The plantations used forced labor for the cultivation of cotton and coffee, as well as food for the French staff and soldiers. As in the Congo and the Belgian Congo, brutal punishment methods were applied to the local population, not least by the private companies.

The conquest met with great local resistance, but in 1912 the country was incorporated into French Equatorial Africa as Oubangui-Shari. France launched several military operations in the early 1900s to defeat resistance. The so-called Congo-Wara uprising (1928–31) was the most extensive of a number of uprisings. It was also knocked down, the leaders executed and people forced into villages where the colonial power could oversee them. Some economic development, with the construction of roads and other infrastructure, as well as the introduction of new agricultural growth, took place after the First World War.

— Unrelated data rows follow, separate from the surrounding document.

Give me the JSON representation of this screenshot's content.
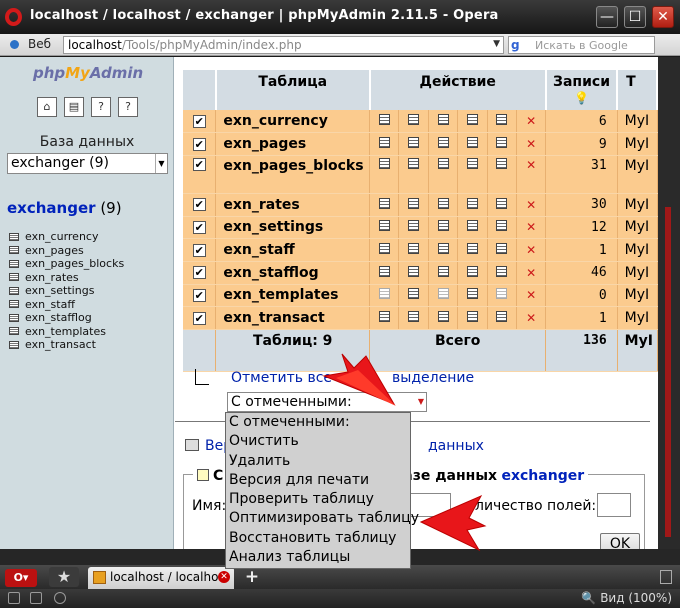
{
  "window": {
    "title": "localhost / localhost / exchanger | phpMyAdmin 2.11.5 - Opera",
    "min_icon": "minimize-icon",
    "max_icon": "maximize-icon",
    "close_icon": "close-icon",
    "min_glyph": "—",
    "max_glyph": "☐",
    "close_glyph": "✕"
  },
  "address": {
    "web_label": "Веб",
    "url_host": "localhost",
    "url_path": "/Tools/phpMyAdmin/index.php",
    "search_placeholder": "Искать в Google",
    "google_glyph": "g"
  },
  "left": {
    "logo_php": "php",
    "logo_my": "My",
    "logo_admin": "Admin",
    "db_label": "База данных",
    "db_selected": "exchanger (9)",
    "db_name": "exchanger",
    "db_count": "(9)",
    "tables": [
      "exn_currency",
      "exn_pages",
      "exn_pages_blocks",
      "exn_rates",
      "exn_settings",
      "exn_staff",
      "exn_stafflog",
      "exn_templates",
      "exn_transact"
    ]
  },
  "table": {
    "headers": {
      "table": "Таблица",
      "action": "Действие",
      "records": "Записи",
      "type": "Т"
    },
    "rows": [
      {
        "name": "exn_currency",
        "records": "6",
        "type": "MyI"
      },
      {
        "name": "exn_pages",
        "records": "9",
        "type": "MyI"
      },
      {
        "name": "exn_pages_blocks",
        "records": "31",
        "type": "MyI"
      },
      {
        "name": "exn_rates",
        "records": "30",
        "type": "MyI"
      },
      {
        "name": "exn_settings",
        "records": "12",
        "type": "MyI"
      },
      {
        "name": "exn_staff",
        "records": "1",
        "type": "MyI"
      },
      {
        "name": "exn_stafflog",
        "records": "46",
        "type": "MyI"
      },
      {
        "name": "exn_templates",
        "records": "0",
        "type": "MyI"
      },
      {
        "name": "exn_transact",
        "records": "1",
        "type": "MyI"
      }
    ],
    "total": {
      "tables": "Таблиц: 9",
      "label": "Всего",
      "records": "136",
      "type": "MyI"
    },
    "check_glyph": "✔",
    "delete_glyph": "✕"
  },
  "bulk": {
    "mark_all_link": "Отметить все / снять выделение",
    "mark_all_visible": "Отметить все",
    "mark_all_tail": "выделение",
    "with_selected": "С отмеченными:",
    "options": [
      "С отмеченными:",
      "Очистить",
      "Удалить",
      "Версия для печати",
      "Проверить таблицу",
      "Оптимизировать таблицу",
      "Восстановить таблицу",
      "Анализ таблицы"
    ]
  },
  "links": {
    "print_prefix": "Вер",
    "dict_suffix": "данных"
  },
  "create": {
    "legend_prefix": "С",
    "legend_mid": "азе данных",
    "legend_db": "exchanger",
    "name_label": "Имя:",
    "fields_label": "личество полей:",
    "ok": "OK"
  },
  "taskbar": {
    "tab_title": "localhost / localho...",
    "new_tab": "+",
    "star": "★",
    "zoom": "Вид (100%)"
  },
  "colors": {
    "row": "#fbcb8e",
    "header": "#d3dce3",
    "link": "#0022aa",
    "arrow": "#e8161a"
  }
}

After the collapse of the rubber market around 1920, cotton became the most important export product. At the same time, forced labor continued, including for the construction of the railway in Congo. Central African men were enlisted in the war service for France during World War II, which contributed to increased national consciousness. With the new French legislation after the war, Barthélemy Boganda became the first Central African elected to the French National Assembly. In 1949 he formed the country’s first party, the Mouvement d’evolution Social de l’Afrique noire (MESAN), which won the first general elections in the country in 1957.

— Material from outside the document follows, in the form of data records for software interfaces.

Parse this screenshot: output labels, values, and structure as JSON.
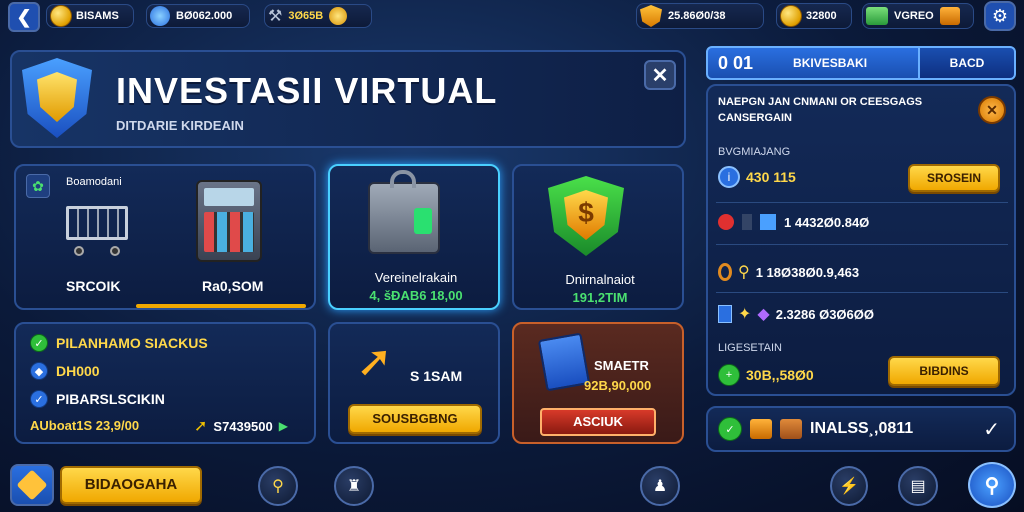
{
  "topbar": {
    "back_icon": "back-arrow-icon",
    "currency1_label": "BISAMS",
    "currency2_value": "BØ062.000",
    "currency3_value": "3Ø65B",
    "right1_value": "25.86Ø0/38",
    "right2_value": "32800",
    "right3_label": "VGREO"
  },
  "header": {
    "title": "INVESTASII VIRTUAL",
    "subtitle": "DITDARIE KIRDEAIN"
  },
  "cards": {
    "card1_header": "Boamodani",
    "card1_label_left": "SRCOIK",
    "card1_label_right": "Ra0,SOM",
    "card2_label": "Vereinelrakain",
    "card2_value": "4, šĐAB6 18,00",
    "card3_label": "Dnirnalnaiot",
    "card3_value": "191,2TIM"
  },
  "list": {
    "item1": "PILANHAMO SIACKUS",
    "item2": "DH000",
    "item3": "PIBARSLSCIKIN",
    "footer_left": "AUboat1S 23,9/00",
    "footer_right": "S7439500"
  },
  "actions": {
    "box1_value": "S 1SAM",
    "box1_button": "SOUSBGBNG",
    "box2_label": "SMAETR",
    "box2_value": "92B,90,000",
    "box2_button": "ASCIUK"
  },
  "right_panel": {
    "tab_id": "0 01",
    "tab_label": "BKIVESBAKI",
    "tab_right": "BACD",
    "notice_line1": "NAEPGN JAN CNMANI OR CEESGAGS",
    "notice_line2": "CANSERGAIN",
    "section1_title": "BVGMIAJANG",
    "section1_value": "430 115",
    "section1_button": "SROSEIN",
    "row1_value": "1 4432Ø0.84Ø",
    "row2_value": "1 18Ø38Ø0.9,463",
    "row3_value": "2.3286 Ø3Ø6ØØ",
    "section2_title": "LIGESETAIN",
    "section2_value": "30B,,58Ø0",
    "section2_button": "BIBDINS",
    "footer_label": "INALSS¸,0811"
  },
  "bottombar": {
    "left_button": "BIDAOGAHA"
  },
  "colors": {
    "accent_gold": "#f0a800",
    "accent_blue": "#2a6fe0",
    "panel_bg": "#132a58"
  }
}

Barthélemy Boganda became prime minister when the country gained internal autonomy within the French Commonwealth in 1958. He died in an airplane accident the following year, and David Dacko became the country’s first president at independence in 1960. Dacko’s foremost rival, Abel Goumba, was arrested and in 1962 MESAN was made the country’s only permitted party and Dacko was elected president without a counter candidate in 1963.

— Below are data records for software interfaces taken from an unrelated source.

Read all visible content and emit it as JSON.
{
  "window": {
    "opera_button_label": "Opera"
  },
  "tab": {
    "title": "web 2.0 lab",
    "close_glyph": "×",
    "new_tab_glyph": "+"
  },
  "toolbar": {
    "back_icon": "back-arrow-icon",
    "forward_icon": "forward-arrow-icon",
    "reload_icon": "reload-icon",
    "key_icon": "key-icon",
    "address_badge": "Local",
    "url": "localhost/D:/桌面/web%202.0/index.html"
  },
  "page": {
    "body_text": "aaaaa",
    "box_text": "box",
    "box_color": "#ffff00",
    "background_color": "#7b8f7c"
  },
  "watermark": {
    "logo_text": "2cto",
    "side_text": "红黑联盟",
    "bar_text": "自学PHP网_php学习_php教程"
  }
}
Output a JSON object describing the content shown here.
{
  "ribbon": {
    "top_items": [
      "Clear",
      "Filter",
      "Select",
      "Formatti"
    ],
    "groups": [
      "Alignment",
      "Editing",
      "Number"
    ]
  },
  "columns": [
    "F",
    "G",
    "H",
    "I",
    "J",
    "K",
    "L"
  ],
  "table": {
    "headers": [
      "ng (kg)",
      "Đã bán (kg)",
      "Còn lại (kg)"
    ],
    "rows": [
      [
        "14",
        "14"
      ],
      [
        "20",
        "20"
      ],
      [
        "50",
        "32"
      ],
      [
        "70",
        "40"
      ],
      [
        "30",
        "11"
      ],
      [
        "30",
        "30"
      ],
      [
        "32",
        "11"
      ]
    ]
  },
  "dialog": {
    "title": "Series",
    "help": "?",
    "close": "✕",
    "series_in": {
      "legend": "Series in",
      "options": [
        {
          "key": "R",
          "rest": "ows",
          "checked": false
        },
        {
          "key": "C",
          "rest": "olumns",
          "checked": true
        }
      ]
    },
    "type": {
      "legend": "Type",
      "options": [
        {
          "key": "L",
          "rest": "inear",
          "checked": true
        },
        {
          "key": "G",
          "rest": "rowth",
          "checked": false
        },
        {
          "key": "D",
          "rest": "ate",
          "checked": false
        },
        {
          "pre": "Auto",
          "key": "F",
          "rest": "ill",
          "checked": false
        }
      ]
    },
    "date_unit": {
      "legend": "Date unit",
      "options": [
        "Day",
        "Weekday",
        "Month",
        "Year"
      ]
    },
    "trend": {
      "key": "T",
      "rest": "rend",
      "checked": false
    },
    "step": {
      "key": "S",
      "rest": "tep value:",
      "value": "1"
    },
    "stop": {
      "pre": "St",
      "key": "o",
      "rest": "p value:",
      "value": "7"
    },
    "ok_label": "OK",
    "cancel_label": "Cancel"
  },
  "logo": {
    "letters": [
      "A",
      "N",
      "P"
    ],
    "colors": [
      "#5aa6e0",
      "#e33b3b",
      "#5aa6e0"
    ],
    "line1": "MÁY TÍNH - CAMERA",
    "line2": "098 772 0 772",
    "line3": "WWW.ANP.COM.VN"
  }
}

On New Year’s Eve 1966, the commander of the army, Colonel Jean Bédel Bokassa, came to power in a military coup. Bokassa governed unanimously and in 1972 proclaimed president for life. In 1977, he was crowned emperor during a grand and costly ceremony that garnered international attention. The country changed its name to the Central African Empire at the same time. Bokassa became known for its despotic regime. Comprehensive demonstrations against the emperor took place in 1979, beaten down with the help of Zaire forces.

During 1979, there was a constant clash between protesters and police, and an opposition gathered in exile in a front against Bokassa. In September 1979, Bokassa was toppled in a coup supported by France and the republic reinstated with former President Dacko as president.

A new constitution with multi-party government was passed in 1981, and free presidential elections were held. Dacko won in front of Ange-Félix Patassé. The same year, after pressure from France, Dacko transferred power to a military government, led by General André Kolingba. Kolingba was elected president for six years in a 1986 referendum and mandated to form a new party as the country’s only allowed; Racial Assembly Democratique Centrafricain (RDC). Resistance to the military regime was great, and in 1984 several opposition leaders established an exile government in Libya.

Following French press negotiations between the parties in 1991-1992, the democratization process led to a constitutional change in 1992 that paved the way for multi-party government. In the 1993 presidential election, Ange-Félix Patassé won, re-elected in 1999. He was deposed in a coup in 2003 and the man who then seized power, François Bozizé, was elected president in 2005. The 1993 parliamentary election was won by Patassés Mouvement pour la libération du peuple centrafricain (MLPC) ; at the 1998 elections, RDC became the largest party. The election in 2005 was won by the coalition group Convergence Nationale.